: ) )
View of Sydney Harbour Bridge, taken from Watsons Bay.
The Lands Department Building was designed by the Colonial Architect James Barnet, and was built in two stages. The first stage was between 1876-81; the second stage was between 1888-92 under the supervision of the Colonial Architect Walter Vernon.
The first stage saw the use of reinforced concrete slabs by the builder John Young who was Sydney's first protagonist of ferro-cement construction.
Sometime between 1887 and 1894 the Lands Department Datum Bench Mark Plug was set into position on the front of the building and provided the origin of all levels in NSW under the Survey Co-ordination Act. In 1938, a clock for the tower and a clock system throughout the building to be driven electronically by a pendulum master clock were installed by Prouds Limited. The whole system was Australian made.
In the late 1980s, the building was earmarked by the NSW Governnment as one of the possible sites for conversion into a casino. A Permanent Conservation Order covering the premises was passed by the NSW Heritage Council in order to protect the building from unsympathetic development.
Impresionante golpe de mar, bien captado el momento,l+f,un saludo cordial
Hello Günter welcome back to my Southern gallery. Regards from Australia. :)
View of the Mulgoa Valley, looking south east from the Reception Centre.
The Restaurant was closed for several years, but is now open for business. This is an excellent spot for coffee, meals or reception. Exceptional views over the Illawarra Escarpment.
Sydney's famous Hammerhead Crane at Garden Island dockyards is at the centre of the photo, and sadly soon to be lost.
Forby Sutherland was a member of the crew of the Endeavour during Lieutenant (later- Captain) Cook's voyage to New South Wales. He died while the ship was in Botany Bay, making him the first British subject to die in Australia and the first European to die in New South Wales.
Cook logged that he died of consumption on the evening of 30 April 1770 while the ship was anchored in the Bay, and was buried ashore at Kurnell the following morning. He had been afflicted by that condition ever since leaving the Le Maire Strait. The actual date of burial was 2 May, 1770.
Sutherland was an able seaman and also the ship's poulterer, which meant he prepared game birds for the table.

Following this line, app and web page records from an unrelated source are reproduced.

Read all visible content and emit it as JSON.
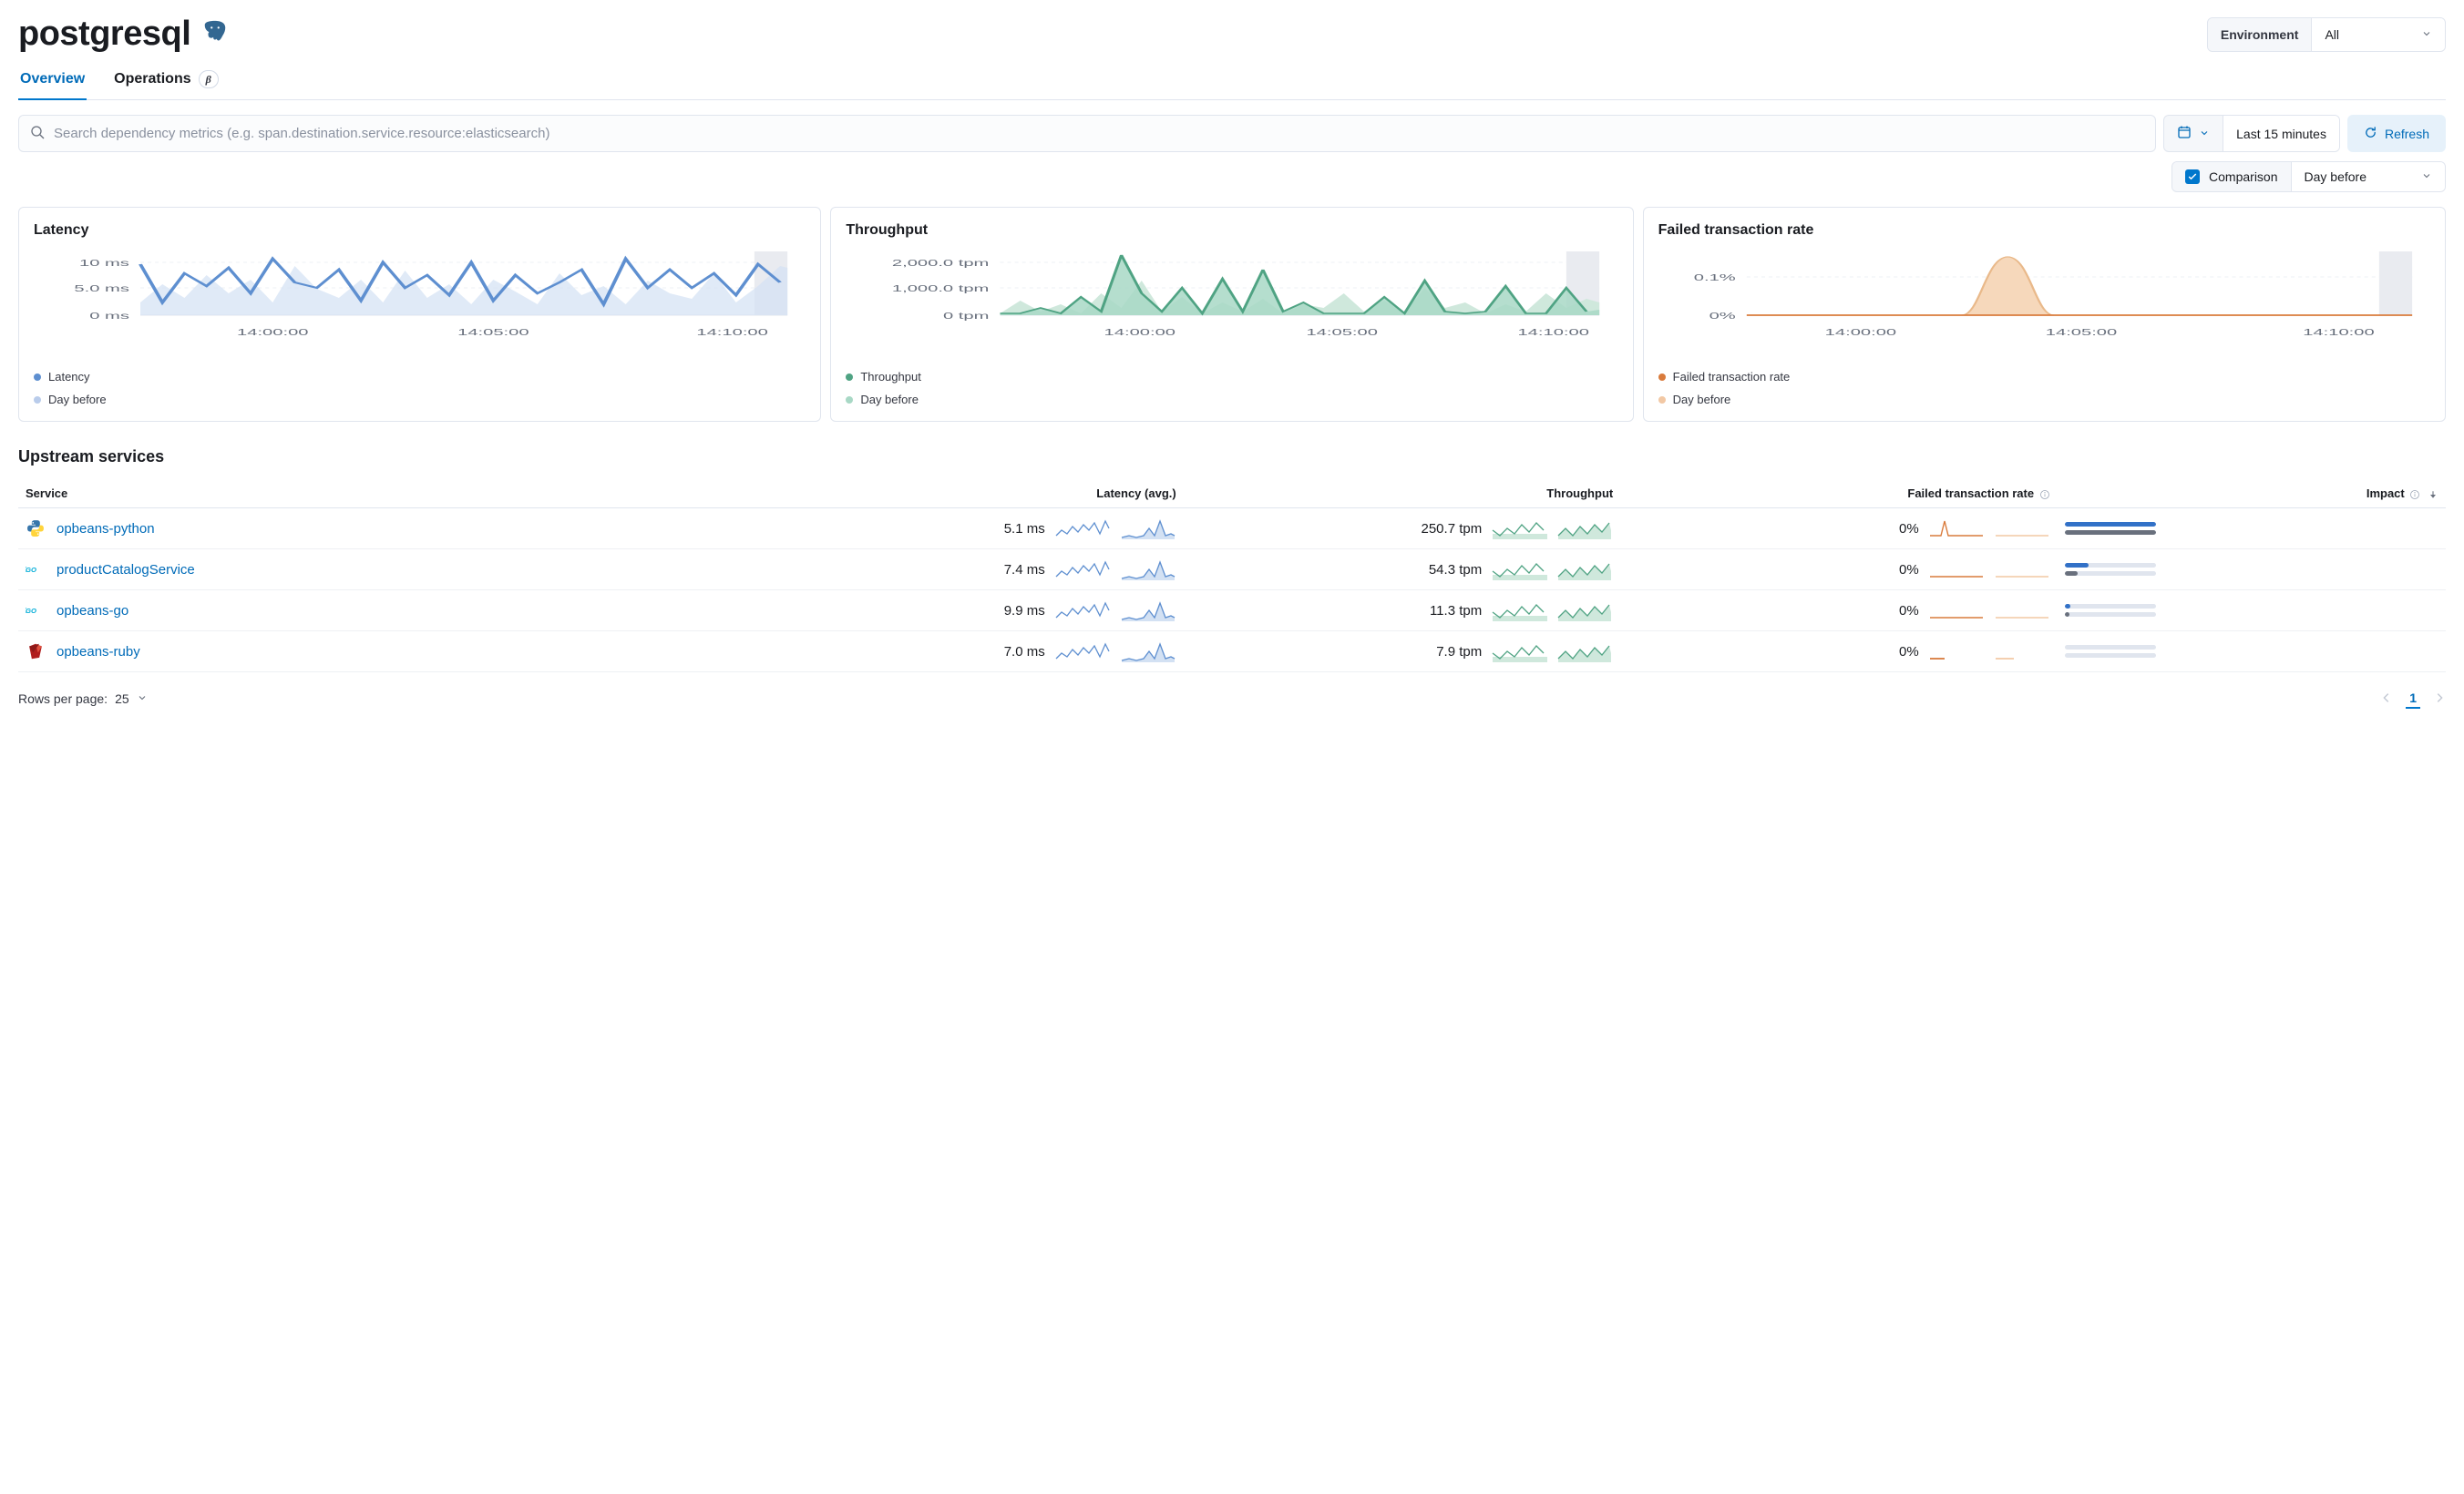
{
  "header": {
    "title": "postgresql",
    "environment_label": "Environment",
    "environment_value": "All"
  },
  "tabs": [
    {
      "label": "Overview",
      "active": true
    },
    {
      "label": "Operations",
      "active": false,
      "beta": "β"
    }
  ],
  "filters": {
    "search_placeholder": "Search dependency metrics (e.g. span.destination.service.resource:elasticsearch)",
    "time_range": "Last 15 minutes",
    "refresh_label": "Refresh",
    "comparison_label": "Comparison",
    "comparison_value": "Day before",
    "comparison_checked": true
  },
  "panels": {
    "latency": {
      "title": "Latency",
      "y_ticks": [
        "10 ms",
        "5.0 ms",
        "0 ms"
      ],
      "x_ticks": [
        "14:00:00",
        "14:05:00",
        "14:10:00"
      ],
      "legend_primary": "Latency",
      "legend_compare": "Day before",
      "color_primary": "#5e8fd0",
      "color_compare": "#b9cceb"
    },
    "throughput": {
      "title": "Throughput",
      "y_ticks": [
        "2,000.0 tpm",
        "1,000.0 tpm",
        "0 tpm"
      ],
      "x_ticks": [
        "14:00:00",
        "14:05:00",
        "14:10:00"
      ],
      "legend_primary": "Throughput",
      "legend_compare": "Day before",
      "color_primary": "#4fa383",
      "color_compare": "#a8d8c5"
    },
    "failed": {
      "title": "Failed transaction rate",
      "y_ticks": [
        "0.1%",
        "0%"
      ],
      "x_ticks": [
        "14:00:00",
        "14:05:00",
        "14:10:00"
      ],
      "legend_primary": "Failed transaction rate",
      "legend_compare": "Day before",
      "color_primary": "#d97b3c",
      "color_compare": "#f2c8a4"
    }
  },
  "chart_data": [
    {
      "type": "line",
      "title": "Latency",
      "xlabel": "",
      "ylabel": "",
      "x_ticks": [
        "14:00:00",
        "14:05:00",
        "14:10:00"
      ],
      "ylim": [
        0,
        12
      ],
      "y_unit": "ms",
      "series": [
        {
          "name": "Latency",
          "values": [
            10,
            3,
            8,
            6,
            9,
            5,
            11,
            7,
            6,
            9,
            4,
            10,
            6,
            8,
            5,
            10,
            4,
            8,
            5,
            7,
            9,
            3,
            11,
            6,
            9,
            6,
            8,
            5,
            10,
            7
          ]
        },
        {
          "name": "Day before",
          "values": [
            4,
            7,
            5,
            9,
            6,
            8,
            4,
            10,
            7,
            5,
            8,
            4,
            9,
            5,
            7,
            4,
            8,
            6,
            4,
            9,
            5,
            7,
            4,
            8,
            6,
            5,
            9,
            4,
            7,
            10
          ]
        }
      ]
    },
    {
      "type": "area",
      "title": "Throughput",
      "xlabel": "",
      "ylabel": "",
      "x_ticks": [
        "14:00:00",
        "14:05:00",
        "14:10:00"
      ],
      "ylim": [
        0,
        2400
      ],
      "y_unit": "tpm",
      "series": [
        {
          "name": "Throughput",
          "values": [
            100,
            100,
            300,
            100,
            800,
            200,
            2400,
            900,
            200,
            1100,
            100,
            1500,
            200,
            1800,
            200,
            600,
            100,
            100,
            100,
            800,
            100,
            1400,
            200,
            100,
            200,
            1200,
            100,
            100,
            1100,
            200
          ]
        },
        {
          "name": "Day before",
          "values": [
            100,
            600,
            200,
            400,
            100,
            900,
            300,
            1500,
            200,
            800,
            100,
            500,
            200,
            700,
            100,
            400,
            300,
            900,
            200,
            600,
            100,
            1100,
            300,
            500,
            100,
            400,
            200,
            900,
            300,
            700
          ]
        }
      ]
    },
    {
      "type": "area",
      "title": "Failed transaction rate",
      "xlabel": "",
      "ylabel": "",
      "x_ticks": [
        "14:00:00",
        "14:05:00",
        "14:10:00"
      ],
      "ylim": [
        0,
        0.12
      ],
      "y_unit": "%",
      "series": [
        {
          "name": "Failed transaction rate",
          "values": [
            0,
            0,
            0,
            0,
            0,
            0,
            0,
            0,
            0,
            0,
            0,
            0,
            0,
            0,
            0,
            0,
            0,
            0,
            0,
            0,
            0,
            0,
            0,
            0,
            0,
            0,
            0,
            0,
            0,
            0
          ]
        },
        {
          "name": "Day before",
          "values": [
            0,
            0,
            0,
            0,
            0,
            0,
            0,
            0,
            0,
            0,
            0,
            0,
            0.02,
            0.07,
            0.11,
            0.07,
            0.02,
            0,
            0,
            0,
            0,
            0,
            0,
            0,
            0,
            0,
            0,
            0,
            0,
            0
          ]
        }
      ]
    }
  ],
  "upstream": {
    "title": "Upstream services",
    "columns": {
      "service": "Service",
      "latency": "Latency (avg.)",
      "throughput": "Throughput",
      "failed": "Failed transaction rate",
      "impact": "Impact"
    },
    "rows": [
      {
        "service": "opbeans-python",
        "lang": "python",
        "latency": "5.1 ms",
        "throughput": "250.7 tpm",
        "failed": "0%",
        "impact_primary": 100,
        "impact_compare": 100
      },
      {
        "service": "productCatalogService",
        "lang": "go",
        "latency": "7.4 ms",
        "throughput": "54.3 tpm",
        "failed": "0%",
        "impact_primary": 26,
        "impact_compare": 14
      },
      {
        "service": "opbeans-go",
        "lang": "go",
        "latency": "9.9 ms",
        "throughput": "11.3 tpm",
        "failed": "0%",
        "impact_primary": 6,
        "impact_compare": 5
      },
      {
        "service": "opbeans-ruby",
        "lang": "ruby",
        "latency": "7.0 ms",
        "throughput": "7.9 tpm",
        "failed": "0%",
        "impact_primary": 0,
        "impact_compare": 0
      }
    ]
  },
  "pagination": {
    "rows_per_page_label": "Rows per page:",
    "rows_per_page_value": "25",
    "current_page": "1"
  }
}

It was good fun in the day. They have removed the track to make way for the more modern Funnelweb ride. I will NOT be going on that, but will get a photo :)